Skip to content Skip to footer

Trump Encouraged Elon Musk to Buy Twitter, Truth Social CEO Devin Nunes Says

Sources close to Trump say that he’ll probably return to Twitter, if the Tesla CEO allows him to do so.

President Donald Trump acknowledges SpaceX founder Elon Musk, right, after the launch of the SpaceX Falcon 9 rocket with the manned Crew Dragon spacecraft at the Kennedy Space Center on May 30, 2020, in Cape Canaveral, Florida.

Devin Nunes, former Republican congressman from California and current CEO of Truth Social – Donald Trump’s social media site – said that the former president had spoken with Elon Musk about purchasing Twitter and had “encouraged” him to buy the company shortly before the Tesla CEO announced he was going to do so.

Nunes, an avowed Trump supporter and disgraced member of Congress, was being interviewed this week on Fox Business when he alleged that Trump had given that advice to Musk earlier this year.

“President Trump basically, before Elon Musk bought it, actually said to go and buy it,” Nunes said of Musk’s purchase of Twitter.

Nunes further claimed that Musk, the world’s richest man (who has a history of censoring his own employees), is someone who is “[taking] on tech tyrants” and will expand supposed speech rights on the platform — a goal that Trump supports.

“Donald Trump wanted to make sure the American people got their voice back, and the internet was open, and that is what we are doing,” Nunes said. “People like Elon Musk doing what he’s doing. We are definitely in favor of it.”

Nunes suggested he wasn’t worried about Twitter upstaging Trump’s site. Truth Social, he claimed, is “very much different than Twitter, and that’s why we encouraged Elon Musk to buy it.”

In reality, critics have lambasted Truth Social as being almost a carbon copy of Twitter.

After reports Nunes’s claims broke, Musk denied having any communications with Trump regarding his pending purchase of Twitter. “This is false,” Musk said in a tweet on Friday, adding that he hasn’t spoken with Trump “directly or indirectly” about his buying the site.

Trump was banned from Twitter over a year ago after a mob of his loyalists attacked the U.S. Capitol building and he continued to make incendiary posts calling for the 2020 presidential election to be overturned. The former president described the ban (and the booting of other users encouraging violence or violating the site’s terms of service) as going against his free speech rights, even though the site is a private company and can regulate how users interact with one another.

The First Amendment states that a person’s speech rights cannot be restricted by the federal government. It does not prevent private companies from regulating speech in their own spaces.
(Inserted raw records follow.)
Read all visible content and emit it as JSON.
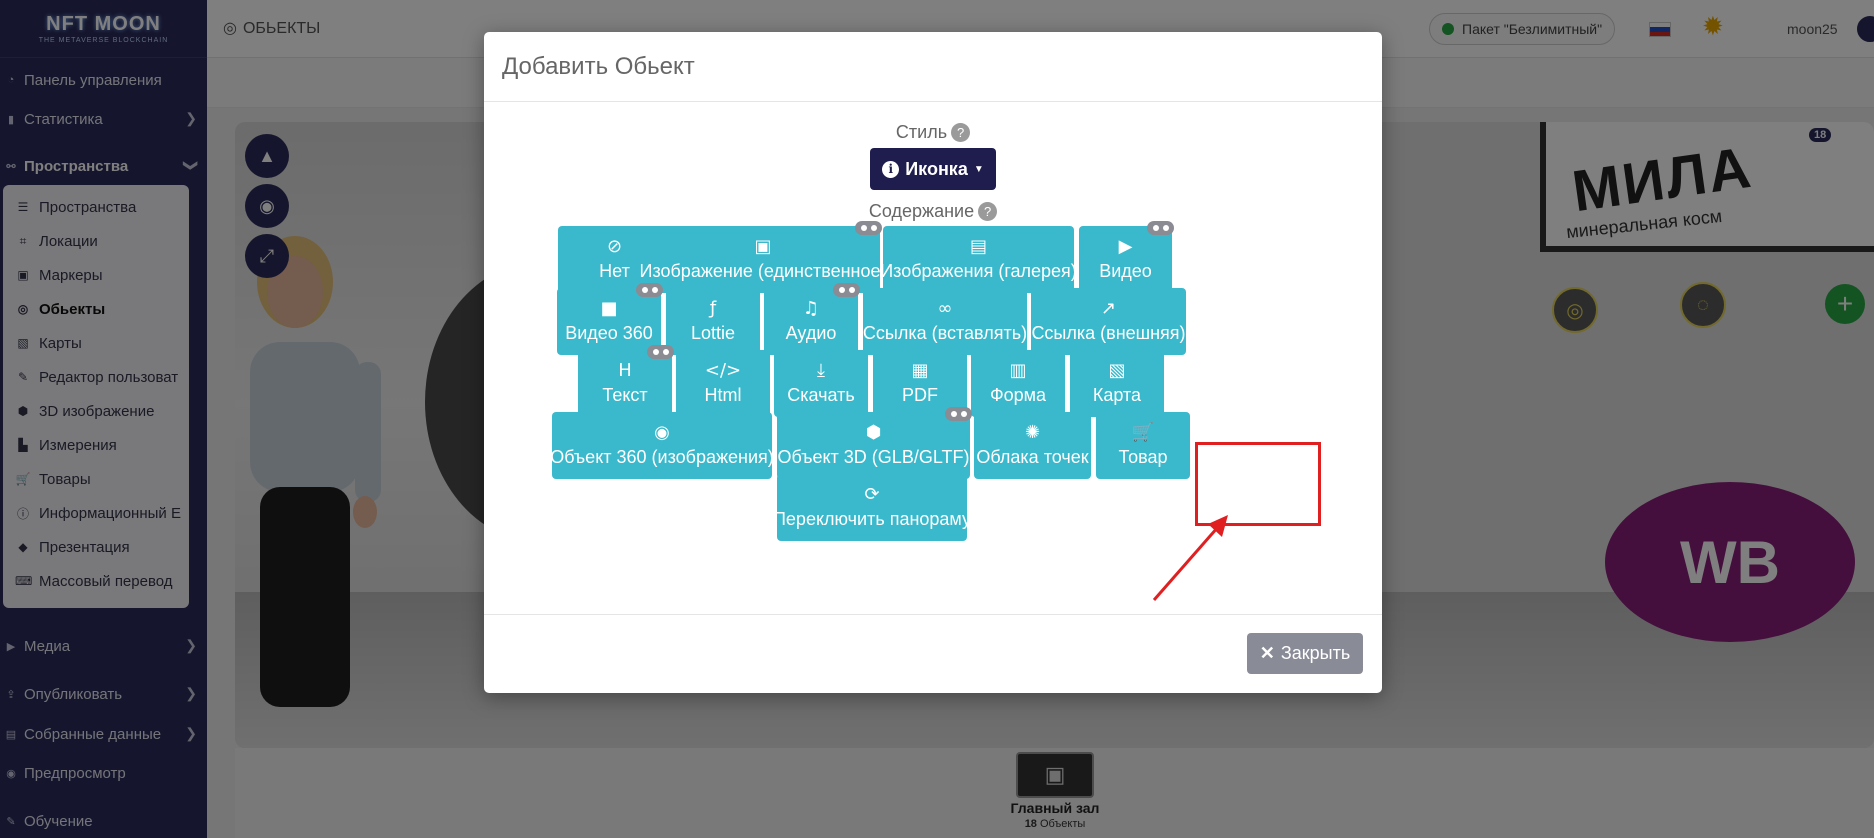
{
  "logo": {
    "line1": "NFT MOON",
    "line2": "THE METAVERSE BLOCKCHAIN"
  },
  "sidebar": {
    "items": [
      {
        "label": "Панель управления"
      },
      {
        "label": "Статистика"
      },
      {
        "label": "Пространства"
      }
    ],
    "submenu": [
      {
        "label": "Пространства",
        "icon": "list-icon"
      },
      {
        "label": "Локации",
        "icon": "vector-icon"
      },
      {
        "label": "Маркеры",
        "icon": "image-icon"
      },
      {
        "label": "Обьекты",
        "icon": "target-icon",
        "active": true
      },
      {
        "label": "Карты",
        "icon": "map-icon"
      },
      {
        "label": "Редактор пользоват",
        "icon": "edit-icon"
      },
      {
        "label": "3D изображение",
        "icon": "cube-icon"
      },
      {
        "label": "Измерения",
        "icon": "chart-icon"
      },
      {
        "label": "Товары",
        "icon": "cart-icon"
      },
      {
        "label": "Информационный Е",
        "icon": "info-icon"
      },
      {
        "label": "Презентация",
        "icon": "diamond-icon"
      },
      {
        "label": "Массовый перевод",
        "icon": "language-icon"
      }
    ],
    "bottom_items": [
      {
        "label": "Медиа"
      },
      {
        "label": "Опубликовать"
      },
      {
        "label": "Собранные данные"
      },
      {
        "label": "Предпросмотр"
      },
      {
        "label": "Обучение"
      }
    ]
  },
  "topbar": {
    "breadcrumb": "ОБЬЕКТЫ",
    "package": "Пакет \"Безлимитный\"",
    "username": "moon25"
  },
  "scene": {
    "sign_title": "МИЛА",
    "sign_subtitle": "минеральная косм",
    "wb_text": "WB",
    "badge": "18"
  },
  "bottom": {
    "space_name": "Главный зал",
    "count": "18",
    "count_label": "Объекты"
  },
  "modal": {
    "title": "Добавить Обьект",
    "style_label": "Стиль",
    "style_value": "Иконка",
    "content_label": "Содержание",
    "help": "?",
    "close_label": "Закрыть",
    "buttons": [
      {
        "label": "Нет",
        "icon": "ban-icon",
        "glyph": "⊘",
        "vr": false
      },
      {
        "label": "Изображение (единственное)",
        "icon": "image-icon",
        "glyph": "▣",
        "vr": true
      },
      {
        "label": "Изображения (галерея)",
        "icon": "images-icon",
        "glyph": "▤",
        "vr": false
      },
      {
        "label": "Видео",
        "icon": "youtube-icon",
        "glyph": "▶",
        "vr": true
      },
      {
        "label": "Видео 360",
        "icon": "video-camera-icon",
        "glyph": "■",
        "vr": true
      },
      {
        "label": "Lottie",
        "icon": "lottie-icon",
        "glyph": "ƒ",
        "vr": false
      },
      {
        "label": "Аудио",
        "icon": "music-icon",
        "glyph": "♫",
        "vr": true
      },
      {
        "label": "Ссылка (вставлять)",
        "icon": "link-icon",
        "glyph": "∞",
        "vr": false
      },
      {
        "label": "Ссылка (внешняя)",
        "icon": "external-link-icon",
        "glyph": "↗",
        "vr": false
      },
      {
        "label": "Текст",
        "icon": "heading-icon",
        "glyph": "H",
        "vr": true
      },
      {
        "label": "Html",
        "icon": "code-icon",
        "glyph": "</>",
        "vr": false
      },
      {
        "label": "Скачать",
        "icon": "download-icon",
        "glyph": "⤓",
        "vr": false
      },
      {
        "label": "PDF",
        "icon": "pdf-icon",
        "glyph": "▦",
        "vr": false
      },
      {
        "label": "Форма",
        "icon": "form-icon",
        "glyph": "▥",
        "vr": false
      },
      {
        "label": "Карта",
        "icon": "map-icon",
        "glyph": "▧",
        "vr": false
      },
      {
        "label": "Объект 360 (изображения)",
        "icon": "disc-icon",
        "glyph": "◉",
        "vr": false
      },
      {
        "label": "Объект 3D (GLB/GLTF)",
        "icon": "cube-icon",
        "glyph": "⬢",
        "vr": true
      },
      {
        "label": "Облака точек",
        "icon": "dharmachakra-icon",
        "glyph": "✺",
        "vr": false
      },
      {
        "label": "Товар",
        "icon": "cart-icon",
        "glyph": "🛒",
        "vr": false
      },
      {
        "label": "Переключить панораму",
        "icon": "sync-icon",
        "glyph": "⟳",
        "vr": false
      }
    ]
  },
  "colors": {
    "sidebar": "#2a2b5a",
    "button": "#3bb9cc",
    "style_button": "#1f1c4e",
    "close_button": "#898b97",
    "highlight": "#e02020"
  }
}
Many have speculated that Trump will return to Twitter after Musk’s $43 billion purchase of the site becomes official. Trump himself has claimed he won’t be coming back to the site, but because of the failure of Truth Social and the temptation to claim victory over the social media platform he once used daily, many of the former president’s own advisers are themselves skeptical of his claim that he won’t go back to tweeting.

Trump “loved his Twitter. Don’t let anyone tell you otherwise,” a Trump adviser said last month.

Truth Social has been plagued with many problems — “bugs” have made it difficult at times to navigate the site, and there are huge sign-up delays to even use the platform. The site isn’t available on desktop, and Android users also cannot yet access Truth Social.

The site also appears to go against the ethos that Trump purports it follows, as users have reported being banned after creating parody accounts that poke fun at Nunes. Indeed, Truth Social’s own terms of service says users may be kicked off the site “for any reason or for no reason.”

Briefly, we wanted to update you on where Truthout stands this month.

To be brutally honest, Truthout is behind on our fundraising goals for the year. There are a lot of reasons why. We’re dealing with broad trends in our industry, trends that have led publications like Vice, BuzzFeed, and National Geographic to make painful cuts. Everyone is feeling the squeeze of inflation. And despite its lasting importance, news readership is declining.

To ensure we stay out of the red by the end of the year, we have a long way to go. Our future is threatened.

We’ve stayed online over two decades thanks to the support of our readers. Because you believe in the power of our work, share our transformative stories, and give to keep us going strong, we know we can make it through this tough moment.

At this moment, we have 72 hours left in our important fundraising campaign, and we still must raise $31,000. Please consider making a donation today.